● To do: Pick every line from the data that holds the word "instagram".

● Material provided:
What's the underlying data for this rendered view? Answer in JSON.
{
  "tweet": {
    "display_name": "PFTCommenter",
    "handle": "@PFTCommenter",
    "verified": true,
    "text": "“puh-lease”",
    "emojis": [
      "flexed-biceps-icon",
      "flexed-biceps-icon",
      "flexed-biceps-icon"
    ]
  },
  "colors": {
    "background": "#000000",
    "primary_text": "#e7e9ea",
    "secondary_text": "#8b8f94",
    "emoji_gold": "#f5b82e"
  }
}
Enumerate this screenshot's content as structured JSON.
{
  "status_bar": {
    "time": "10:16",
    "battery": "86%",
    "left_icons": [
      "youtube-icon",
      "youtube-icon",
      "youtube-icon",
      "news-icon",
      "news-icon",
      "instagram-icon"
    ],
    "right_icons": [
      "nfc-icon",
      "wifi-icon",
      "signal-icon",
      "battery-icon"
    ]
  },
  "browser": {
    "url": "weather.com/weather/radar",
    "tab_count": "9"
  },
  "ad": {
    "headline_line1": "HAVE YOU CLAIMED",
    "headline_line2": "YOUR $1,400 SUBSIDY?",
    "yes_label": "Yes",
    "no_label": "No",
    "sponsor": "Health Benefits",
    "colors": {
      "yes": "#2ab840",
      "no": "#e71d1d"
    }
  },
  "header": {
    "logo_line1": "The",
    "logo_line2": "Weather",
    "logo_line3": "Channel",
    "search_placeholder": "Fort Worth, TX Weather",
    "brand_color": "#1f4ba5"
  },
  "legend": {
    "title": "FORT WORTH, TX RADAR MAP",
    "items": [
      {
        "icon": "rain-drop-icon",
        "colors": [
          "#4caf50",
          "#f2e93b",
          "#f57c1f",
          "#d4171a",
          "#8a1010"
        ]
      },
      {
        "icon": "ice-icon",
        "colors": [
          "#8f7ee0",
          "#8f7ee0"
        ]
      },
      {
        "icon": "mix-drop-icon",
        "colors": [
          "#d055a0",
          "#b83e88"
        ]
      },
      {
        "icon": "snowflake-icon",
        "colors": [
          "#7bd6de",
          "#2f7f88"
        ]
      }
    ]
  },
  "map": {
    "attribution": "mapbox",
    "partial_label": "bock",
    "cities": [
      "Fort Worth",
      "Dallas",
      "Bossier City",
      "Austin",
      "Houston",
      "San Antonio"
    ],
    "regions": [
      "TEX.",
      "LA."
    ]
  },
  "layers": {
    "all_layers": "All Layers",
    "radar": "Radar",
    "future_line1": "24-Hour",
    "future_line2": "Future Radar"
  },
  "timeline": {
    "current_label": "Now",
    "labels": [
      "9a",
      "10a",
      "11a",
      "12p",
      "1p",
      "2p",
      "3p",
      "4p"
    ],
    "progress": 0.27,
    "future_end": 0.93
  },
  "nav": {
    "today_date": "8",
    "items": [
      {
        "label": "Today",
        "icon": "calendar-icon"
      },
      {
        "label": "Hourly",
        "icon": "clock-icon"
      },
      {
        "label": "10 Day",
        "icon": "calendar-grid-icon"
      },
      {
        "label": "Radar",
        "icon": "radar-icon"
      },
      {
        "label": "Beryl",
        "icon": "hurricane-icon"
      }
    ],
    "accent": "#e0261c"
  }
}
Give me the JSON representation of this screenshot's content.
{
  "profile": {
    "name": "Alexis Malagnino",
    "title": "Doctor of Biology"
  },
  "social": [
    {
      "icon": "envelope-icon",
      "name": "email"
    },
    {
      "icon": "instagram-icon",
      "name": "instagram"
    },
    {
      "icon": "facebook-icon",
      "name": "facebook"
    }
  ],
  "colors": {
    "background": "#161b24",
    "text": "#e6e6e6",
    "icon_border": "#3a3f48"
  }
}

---

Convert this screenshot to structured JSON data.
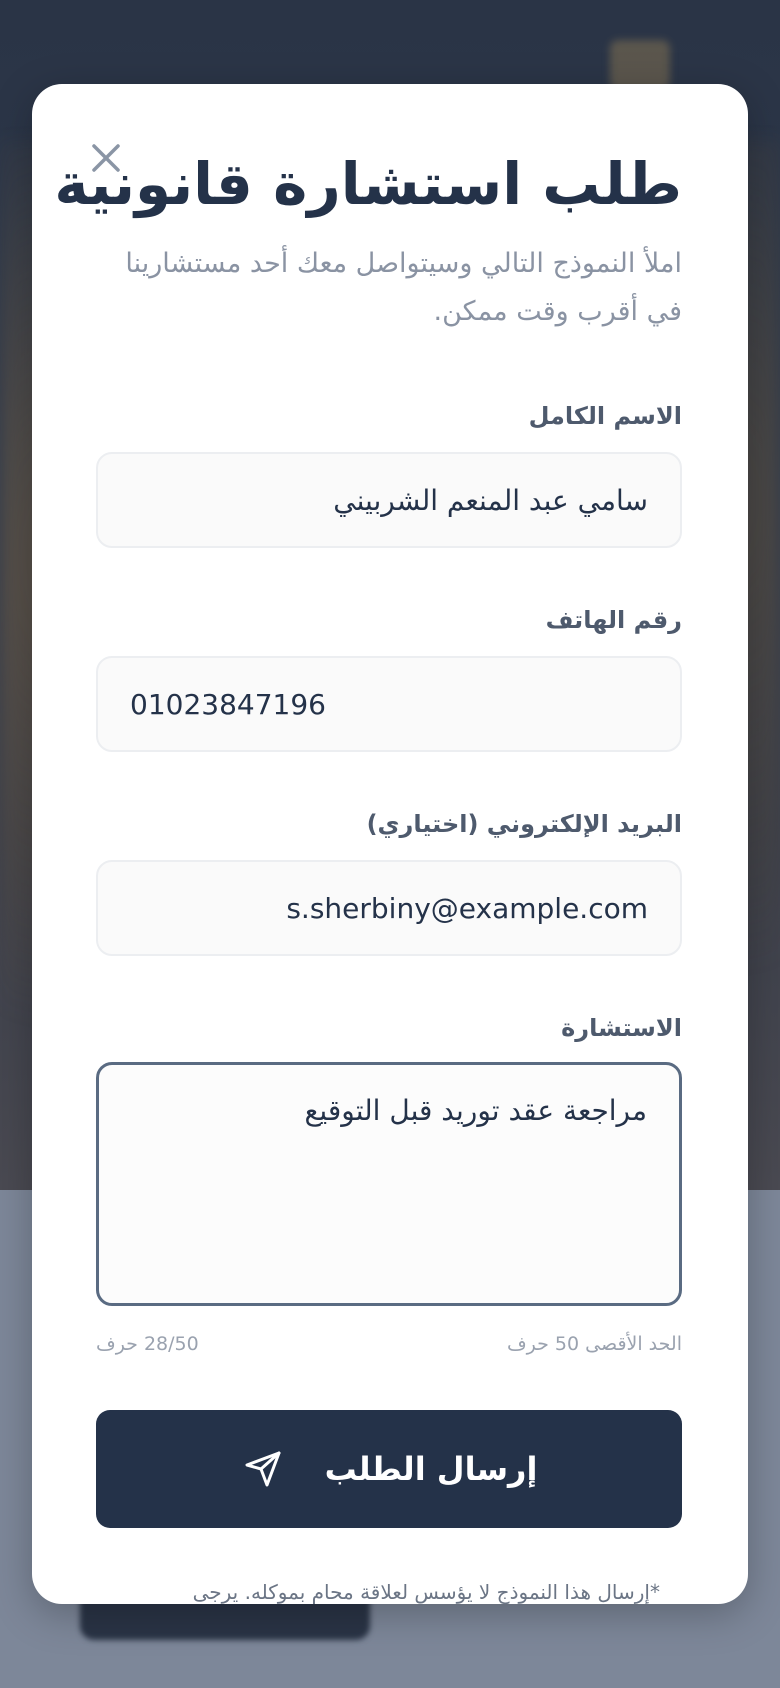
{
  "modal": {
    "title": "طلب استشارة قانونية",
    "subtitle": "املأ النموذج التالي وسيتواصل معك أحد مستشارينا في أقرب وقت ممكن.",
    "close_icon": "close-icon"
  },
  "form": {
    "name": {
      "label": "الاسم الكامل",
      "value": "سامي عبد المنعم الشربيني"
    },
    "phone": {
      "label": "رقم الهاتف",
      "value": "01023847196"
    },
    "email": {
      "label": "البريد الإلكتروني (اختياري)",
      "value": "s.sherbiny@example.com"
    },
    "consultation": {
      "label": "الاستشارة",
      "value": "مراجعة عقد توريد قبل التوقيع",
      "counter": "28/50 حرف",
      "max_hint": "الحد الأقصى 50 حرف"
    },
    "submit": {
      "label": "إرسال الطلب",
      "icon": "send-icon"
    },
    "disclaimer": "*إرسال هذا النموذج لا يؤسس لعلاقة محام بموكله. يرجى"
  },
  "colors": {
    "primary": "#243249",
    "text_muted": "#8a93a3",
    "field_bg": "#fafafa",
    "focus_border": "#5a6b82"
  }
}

● Answer below:
      "instagram-icon"
      "icon": "instagram-icon",
      "name": "instagram"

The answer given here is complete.